Climate Change and the Adirondacks

At the interface between northern boreal ecosystems and temperate forests to the south, the Adirondacks face significant ecological changes from climate change.  Habitats such as open peatlands, open river corridors, conifer swamps, and alpine tundra are vulnerable to climate changes, as are the species dependent upon these habitats. 

Economic and cultural systems in this northern region are also vulnerable, as climatic factors such as the region’s long, dependably snowy winters, brilliant fall foliage displays, and spring maple sugaring season experience changes.  Winter recreation and the tourism industry upon which it is based are examples of important elements of Adirondack culture likely to suffer with a changing climate.  Although the Adirondacks are not likely to experience the same extreme water shortages, flood risks, and violent storms that are anticipated elsewhere, we risk losing some of our characteristic conifer species, as well as our deep cold, ice and snow – important factors that define our culture, make this ecosystem special, and allow northern wildlife species to exist here.   
 
WCS is providing information on the impact of climate change on the region, and the opportunities that we have to guard against climate change and its impacts.

Goals

  • Understand the effects of climate change on Adirondack ecosystems and human systems, and increase public understanding about these impacts.
  • Help individuals and communities mitigate carbon in Adirondack towns, businesses and residences.
  • Develop adaptation strategies to help wildlife respond to the changes brought on by climate change.

Activities

Developing Climate Smart Management Strategies

Conserving the biodiversity of the Adirondacks and of New York as a whole requires strategies to understand and mitigate the negative impacts of climate change and to protect the critical habitats our wildlife species need to respond to this large scale threat. We are working on a variety of activities to understand which species and systems are most vulnerable in the Adirondacks, what a warming climate means for them, and what the options are for increasing their chances for survival and persistence in our landscape.

Climate Change in the Adirondacks: Path to Sustainability

Published in 2010, this book by Jerry Jenkins expands on the themes begun in an earlier report-length version.It provides a comprehensive analysis of climate changes anticipated in the Adirondacks, their ecological and social effects, as well as the steps that local individuals, households, and communities can take to address the energy dependencies driving climate change.
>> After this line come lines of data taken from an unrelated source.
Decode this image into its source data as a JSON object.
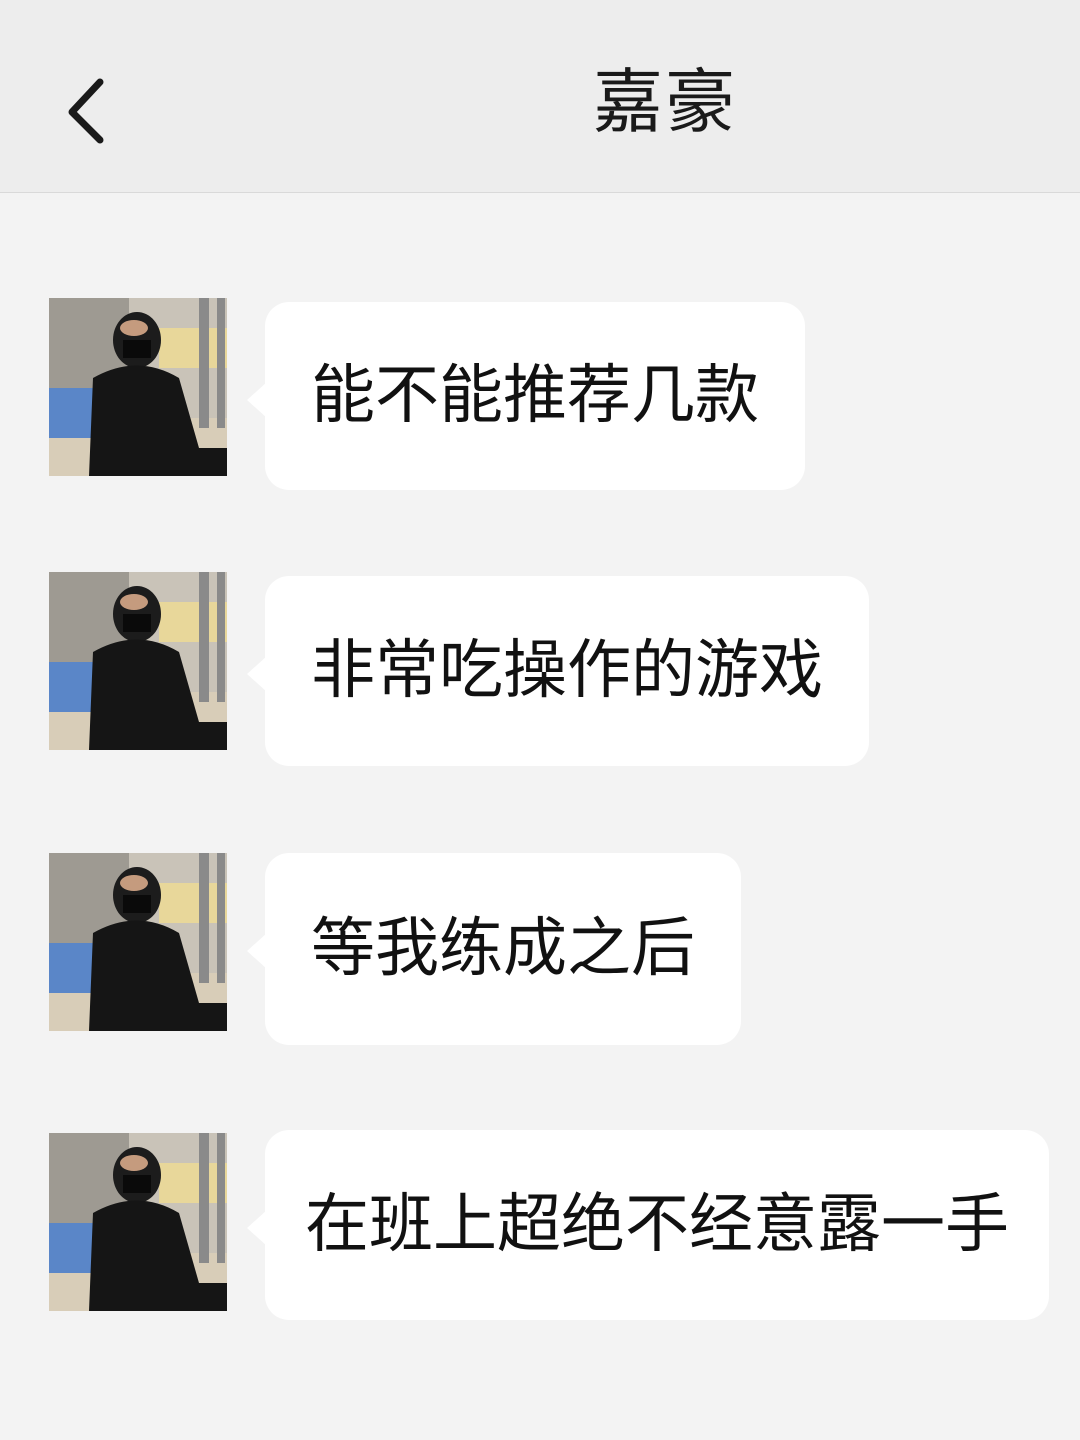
{
  "header": {
    "title": "嘉豪",
    "back_icon": "chevron-left-icon"
  },
  "messages": [
    {
      "text": "能不能推荐几款",
      "avatar_icon": "contact-avatar-photo"
    },
    {
      "text": "非常吃操作的游戏",
      "avatar_icon": "contact-avatar-photo"
    },
    {
      "text": "等我练成之后",
      "avatar_icon": "contact-avatar-photo"
    },
    {
      "text": "在班上超绝不经意露一手",
      "avatar_icon": "contact-avatar-photo"
    }
  ]
}
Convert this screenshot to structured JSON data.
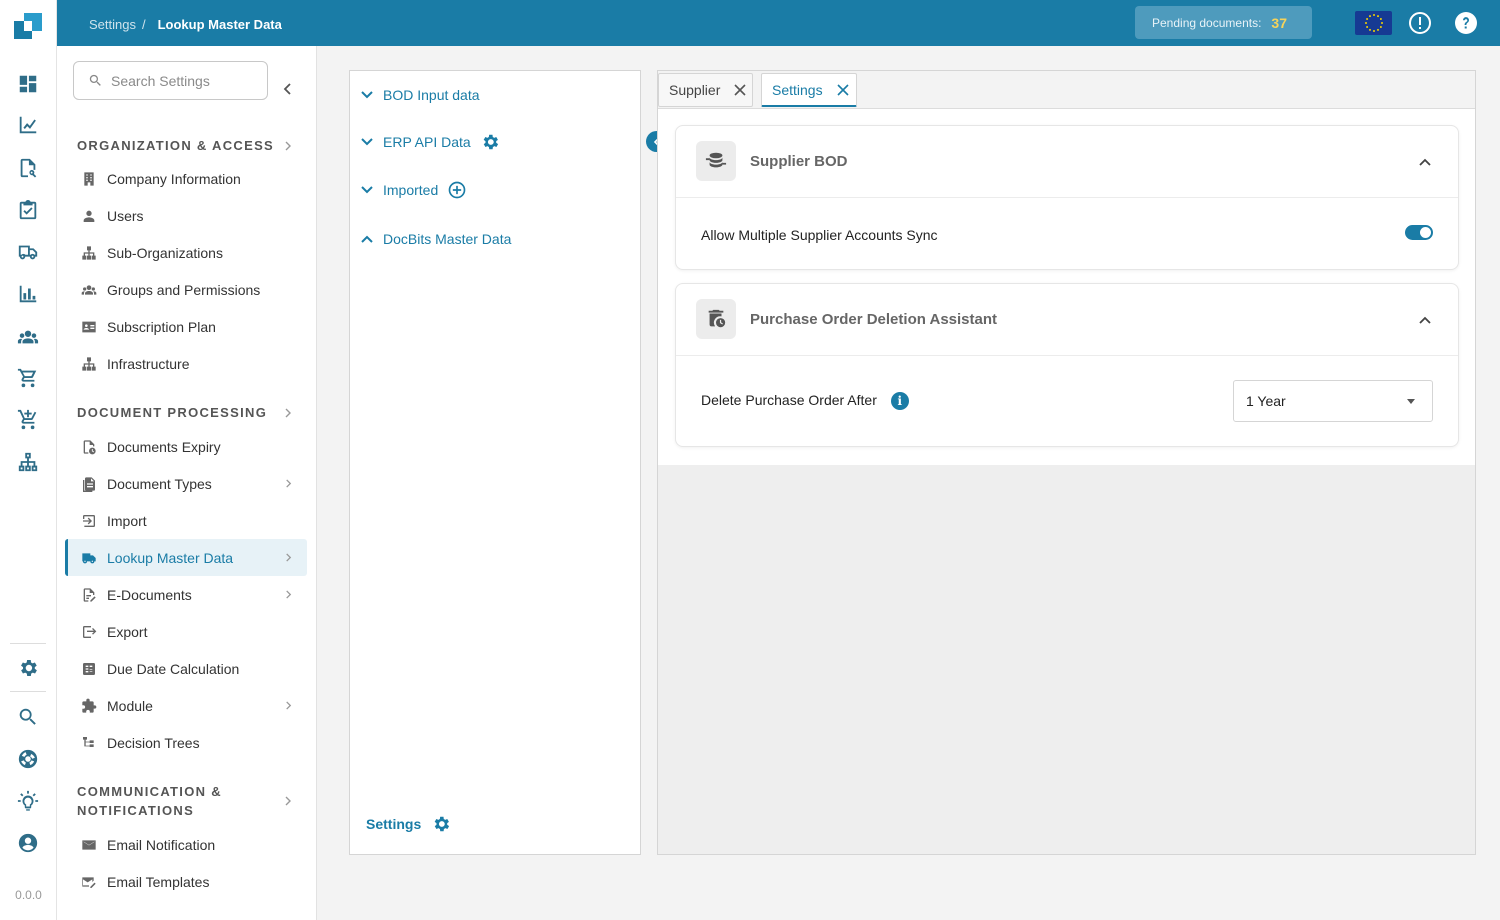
{
  "app": {
    "version": "0.0.0"
  },
  "topbar": {
    "breadcrumb": [
      "Settings",
      "/",
      "Lookup Master Data"
    ],
    "pending_label": "Pending documents:",
    "pending_count": "37",
    "flag": "eu-flag-icon"
  },
  "rail": {
    "icons": [
      "dashboard-icon",
      "analytics-icon",
      "document-search-icon",
      "task-icon",
      "delivery-icon",
      "bar-chart-icon",
      "team-icon",
      "cart-icon",
      "add-cart-icon",
      "network-icon",
      "settings-icon",
      "search-icon",
      "support-icon",
      "idea-icon",
      "account-icon"
    ]
  },
  "sidebar": {
    "search_placeholder": "Search Settings",
    "sections": [
      {
        "label": "ORGANIZATION & ACCESS"
      },
      {
        "label": "DOCUMENT PROCESSING"
      },
      {
        "label": "COMMUNICATION &",
        "label2": "NOTIFICATIONS"
      }
    ],
    "items": [
      {
        "label": "Company Information"
      },
      {
        "label": "Users"
      },
      {
        "label": "Sub-Organizations"
      },
      {
        "label": "Groups and Permissions"
      },
      {
        "label": "Subscription Plan"
      },
      {
        "label": "Infrastructure"
      },
      {
        "label": "Documents Expiry"
      },
      {
        "label": "Document Types"
      },
      {
        "label": "Import"
      },
      {
        "label": "Lookup Master Data",
        "active": true
      },
      {
        "label": "E-Documents"
      },
      {
        "label": "Export"
      },
      {
        "label": "Due Date Calculation"
      },
      {
        "label": "Module"
      },
      {
        "label": "Decision Trees"
      },
      {
        "label": "Email Notification"
      },
      {
        "label": "Email Templates"
      }
    ]
  },
  "tree": {
    "nodes": [
      {
        "label": "BOD Input data",
        "expanded": false
      },
      {
        "label": "ERP API Data",
        "expanded": false
      },
      {
        "label": "Imported",
        "expanded": false
      },
      {
        "label": "DocBits Master Data",
        "expanded": true
      }
    ],
    "footer_label": "Settings"
  },
  "main": {
    "tabs": [
      {
        "label": "Supplier",
        "active": false
      },
      {
        "label": "Settings",
        "active": true
      }
    ],
    "cards": [
      {
        "title": "Supplier BOD",
        "setting_label": "Allow Multiple Supplier Accounts Sync",
        "toggle_on": true
      },
      {
        "title": "Purchase Order Deletion Assistant",
        "setting_label": "Delete Purchase Order After",
        "info_glyph": "i",
        "select_value": "1 Year"
      }
    ]
  },
  "colors": {
    "accent": "#1a7ca6",
    "pending_count": "#f6d35a"
  }
}
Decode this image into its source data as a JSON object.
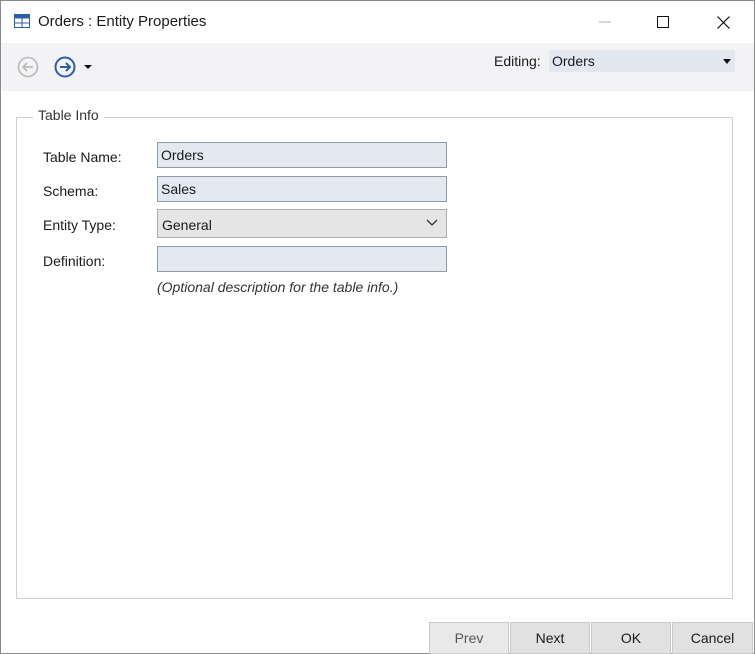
{
  "window": {
    "title": "Orders : Entity Properties"
  },
  "toolbar": {
    "back_icon": "circle-arrow-left-icon",
    "forward_icon": "circle-arrow-right-icon",
    "editing_label": "Editing:",
    "editing_value": "Orders"
  },
  "group": {
    "legend": "Table Info"
  },
  "form": {
    "table_name_label": "Table Name:",
    "table_name_value": "Orders",
    "schema_label": "Schema:",
    "schema_value": "Sales",
    "entity_type_label": "Entity Type:",
    "entity_type_value": "General",
    "definition_label": "Definition:",
    "definition_value": "",
    "definition_hint": "(Optional description for the table info.)"
  },
  "footer": {
    "prev_label": "Prev",
    "next_label": "Next",
    "ok_label": "OK",
    "cancel_label": "Cancel"
  },
  "colors": {
    "accent": "#2b5fa8",
    "input_bg": "#e3e9f1",
    "toolbar_bg": "#f3f3f5"
  }
}
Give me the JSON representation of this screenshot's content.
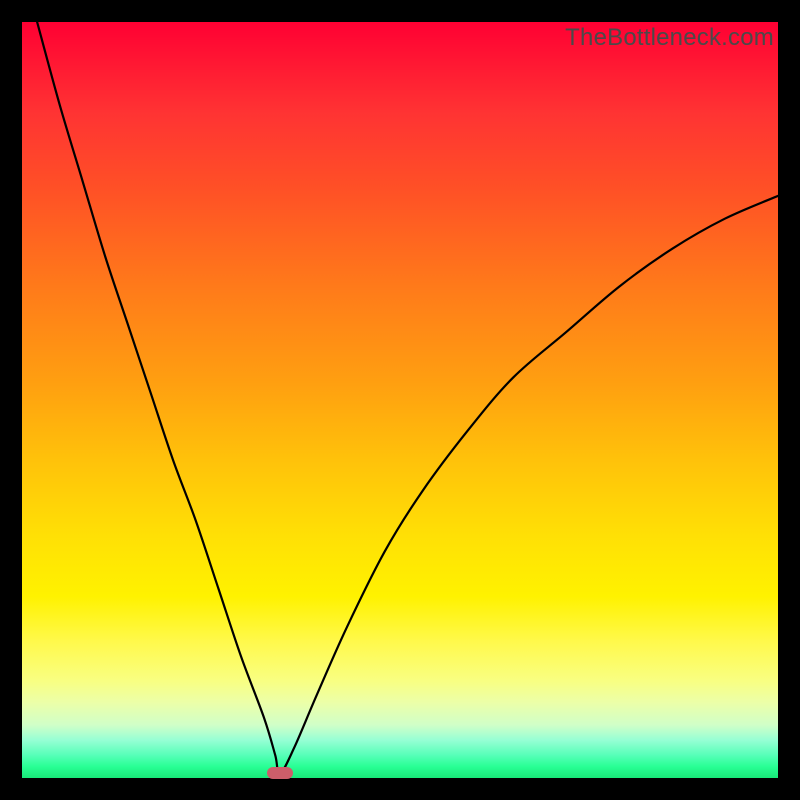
{
  "watermark": "TheBottleneck.com",
  "chart_data": {
    "type": "line",
    "title": "",
    "xlabel": "",
    "ylabel": "",
    "xlim": [
      0,
      100
    ],
    "ylim": [
      0,
      100
    ],
    "grid": false,
    "legend": false,
    "gradient_meaning": "top=red (high bottleneck), bottom=green (optimal)",
    "series": [
      {
        "name": "left-branch",
        "x": [
          2,
          5,
          8,
          11,
          14,
          17,
          20,
          23,
          26,
          29,
          32,
          33.5,
          34.1
        ],
        "y": [
          100,
          89,
          79,
          69,
          60,
          51,
          42,
          34,
          25,
          16,
          8,
          3,
          0.5
        ]
      },
      {
        "name": "right-branch",
        "x": [
          34.1,
          36,
          39,
          43,
          48,
          53,
          59,
          65,
          72,
          79,
          86,
          93,
          100
        ],
        "y": [
          0.5,
          4,
          11,
          20,
          30,
          38,
          46,
          53,
          59,
          65,
          70,
          74,
          77
        ]
      }
    ],
    "minimum_point": {
      "x": 34.1,
      "y": 0.5
    },
    "marker": {
      "center_x_pct": 34.1,
      "center_y_pct": 0.65,
      "color": "#cc5e6a",
      "shape": "rounded-rect"
    }
  }
}
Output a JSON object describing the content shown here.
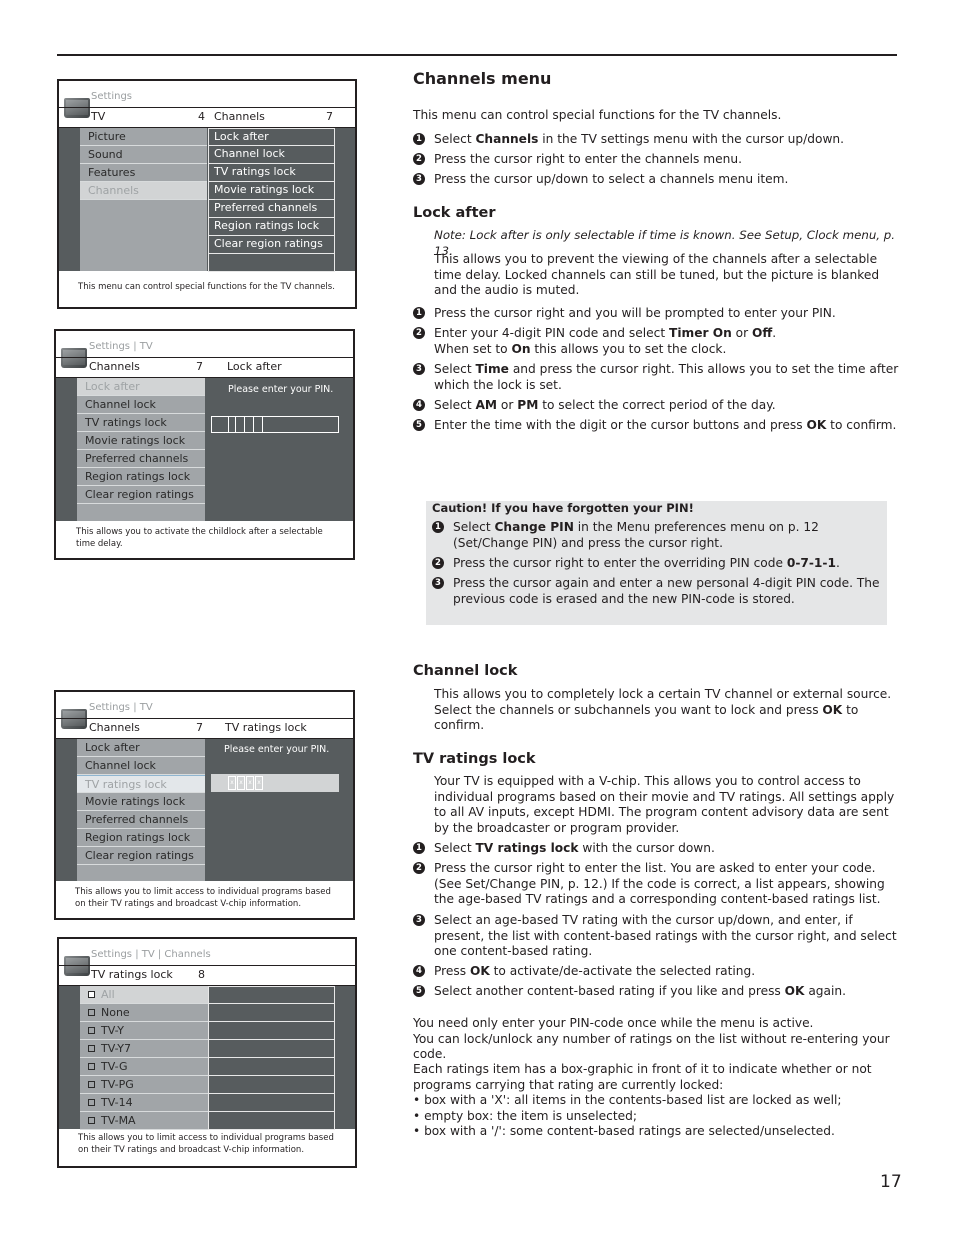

WCS is sharing the book’s messages through an outreach program. Read More >>

Adirondack Climate Action Partnership

WCS is a partner in the Adirondack Climate Action Partnership (ADKCAP), a grassroots coalition of Adirondack organizations that is working to make the Adirondack Park energy independent (excluding the transportation sector) within 20 years by decreasing reliance on imported energy, reducing carbon emissions, and building energy-smart local economies.

Accomplishments

WCS convened many of the early forums to raise the issue of regional impacts of climate change.  These included a conference at Great Camp Sagamore cohosted with the Adirondack Council in fall, 2002, an Oswegatchie Roundtable on this topic in 2003, and the Adirondack case study as part of the Consortium for Atlantic Regional Assessment.

Latest Publications

All Climate change Publications >>

Email from:
 
Email to:
 
Message:


The person you email to will see the details you enter in the Form field and will be given you IP address for auditing purposes

Contact

Adirondack Communities and Conservation Program
Wildlife Conservation Society 132 Bloomingdale Avenue, Suite 2, Saranac Lake, NY, 12983 USA
(518) 891-8872

Key Staff

Jerry Jenkins
Project Coordinator for Forest Management and Conservation Easements
Michale Glennon
Adirondack Landscape Science Coordinator
All Climate change Staff >>

Partners Include

Adirondack Climate and Energy Action Plan